I really don’t even know where to begin here, so many really nice gobblers were taken this spring it’s difficult to start on any one particular category. Apparently two back to back fairly easy winters have helped grow some substantial local longbeards.

Combination Weight:

First Place: Gary Doviak with a whopping 49.1 pounds including the biggest bird entered in the contest at an insane 26.6 pounds.

Second Place: Richard Rumrill Sr. with a weight of 46.9 pounds.

Third Place: Doug Morrison with a weight of 43.1 pounds.

Youth Combo: Kendrick Jackson with 42 pounds even.

Beard Length:

First place: Youth hunter Colby Hime bested all the old veterans with an awesome gobbler toting a beard over a foot long. 12 1/4 inches to be exact.

Second place: Joe Benato with an 11 7/8-inch rope.

Third Place: Brent Phetteplace with a beautiful 11 1/2-inch beard.


First Place: Joe Benato with a monster set of hooks measuring in at 1 7/8 inches.

Second Place: Tom Sterner with 1 9/16 inches.

Third Place: Four-way tie of 1 1/2-inch spurs between Rich Rumrill Senior, Doug Morrison, Sean Richards and Dan Conrad.

Fun fact per the NWTF Record book: The largest spurs ever recorded in New York were two inches taken by Thomas Craig in Tioga on May 8, 1980.

Trout Streams

Obviously higher than normal conditions all across the area due to 21 days of measurable rainfall during the month of May. Temperatures in most of the big-name streams are hanging steady in the 50s right now, and with that the Hendricksons have all but disappeared. Leading into some smaller BWOs and some sporadic March Brown Hatches beginning to pop up here and there.

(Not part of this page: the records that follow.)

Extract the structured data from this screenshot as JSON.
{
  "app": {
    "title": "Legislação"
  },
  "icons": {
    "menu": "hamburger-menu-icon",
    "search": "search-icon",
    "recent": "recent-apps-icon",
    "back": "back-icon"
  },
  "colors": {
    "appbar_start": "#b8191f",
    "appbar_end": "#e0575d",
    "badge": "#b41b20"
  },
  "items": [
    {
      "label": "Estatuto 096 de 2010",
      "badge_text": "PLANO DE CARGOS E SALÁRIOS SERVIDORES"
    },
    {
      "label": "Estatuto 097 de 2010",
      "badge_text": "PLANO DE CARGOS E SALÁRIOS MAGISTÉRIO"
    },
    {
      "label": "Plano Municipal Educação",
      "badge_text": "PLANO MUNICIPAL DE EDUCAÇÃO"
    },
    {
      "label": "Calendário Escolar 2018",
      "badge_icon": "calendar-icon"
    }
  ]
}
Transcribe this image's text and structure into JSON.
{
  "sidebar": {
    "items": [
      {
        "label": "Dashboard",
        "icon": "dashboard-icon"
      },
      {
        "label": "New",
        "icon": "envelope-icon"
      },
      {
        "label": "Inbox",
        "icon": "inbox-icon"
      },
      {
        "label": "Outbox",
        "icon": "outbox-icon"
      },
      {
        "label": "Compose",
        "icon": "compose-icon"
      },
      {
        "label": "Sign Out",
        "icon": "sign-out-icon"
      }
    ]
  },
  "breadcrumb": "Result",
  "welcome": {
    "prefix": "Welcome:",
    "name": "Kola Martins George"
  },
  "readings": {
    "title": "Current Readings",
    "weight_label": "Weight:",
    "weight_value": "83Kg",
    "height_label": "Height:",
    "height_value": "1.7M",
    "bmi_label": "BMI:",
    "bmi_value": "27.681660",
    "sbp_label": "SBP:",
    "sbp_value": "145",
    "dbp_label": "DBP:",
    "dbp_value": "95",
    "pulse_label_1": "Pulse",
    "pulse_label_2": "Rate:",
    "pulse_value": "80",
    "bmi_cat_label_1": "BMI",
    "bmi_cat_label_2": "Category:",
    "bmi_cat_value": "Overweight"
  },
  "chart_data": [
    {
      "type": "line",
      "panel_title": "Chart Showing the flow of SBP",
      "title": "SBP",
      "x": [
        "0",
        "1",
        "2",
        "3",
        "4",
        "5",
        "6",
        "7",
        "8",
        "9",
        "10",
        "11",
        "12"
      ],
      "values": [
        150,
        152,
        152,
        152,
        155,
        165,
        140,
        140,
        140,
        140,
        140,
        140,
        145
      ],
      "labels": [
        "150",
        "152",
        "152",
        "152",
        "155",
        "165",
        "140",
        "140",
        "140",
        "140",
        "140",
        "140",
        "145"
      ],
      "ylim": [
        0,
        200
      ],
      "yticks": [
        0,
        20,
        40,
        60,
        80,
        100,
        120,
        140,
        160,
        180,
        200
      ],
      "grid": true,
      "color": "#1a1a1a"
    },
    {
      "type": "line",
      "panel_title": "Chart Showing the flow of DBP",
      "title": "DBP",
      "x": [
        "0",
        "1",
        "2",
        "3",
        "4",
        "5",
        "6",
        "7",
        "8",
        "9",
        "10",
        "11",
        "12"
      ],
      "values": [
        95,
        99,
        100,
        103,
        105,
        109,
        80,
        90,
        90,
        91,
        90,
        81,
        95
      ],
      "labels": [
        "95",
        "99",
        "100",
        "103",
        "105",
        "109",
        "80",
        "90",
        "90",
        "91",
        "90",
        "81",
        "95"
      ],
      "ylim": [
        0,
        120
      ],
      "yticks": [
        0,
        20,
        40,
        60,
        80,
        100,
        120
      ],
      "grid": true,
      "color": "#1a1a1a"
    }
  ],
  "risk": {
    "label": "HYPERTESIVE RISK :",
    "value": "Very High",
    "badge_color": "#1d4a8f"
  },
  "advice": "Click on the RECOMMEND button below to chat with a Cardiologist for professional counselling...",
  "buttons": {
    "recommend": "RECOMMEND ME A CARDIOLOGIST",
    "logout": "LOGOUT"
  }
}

West Branch of the Ausable river checked in Thursday with a medium flow value, good clarity and very fishable river conditions. Fishing should be very good this weekend. The Battenkill was running right around a thousand CFS with very good clarity, but a 1000 CFS on the Battenkill is quite high, this reading is taken at Battenville in New York, so farther upstream near the Vermont border the river may very well be quite fishable. Solid West Canada creek reports have been coming in as well, with many fish being taken on emergers and dries in the late evening.

Despite very high conditions the Mohawk has been producing, for some reason or another numerous reports of decent size northern pike have been coming in. Yes, from the Mohawk. So get out and fish!.Whether it be the Great Sacandaga, the Mohawk or a remote little brook trout pond, plenty of fishing opportunities abound.

Deer Prep

Now that turkey equipment as been hung up for the year, it’s time once again to start thinking about deer. (Just what the wife wants to hear.) Bucks this time of year are well on their way and the mature guys are sporting significant racks already. Get those trail cameras out, clear your cards, throw a fresh set of batteries in and get them out in the woods. Maybe start flinging a shot or two with the bow here and there. Going through gear that needs to be replaced, checking and trimming stand locations. So much to do before October rolls around.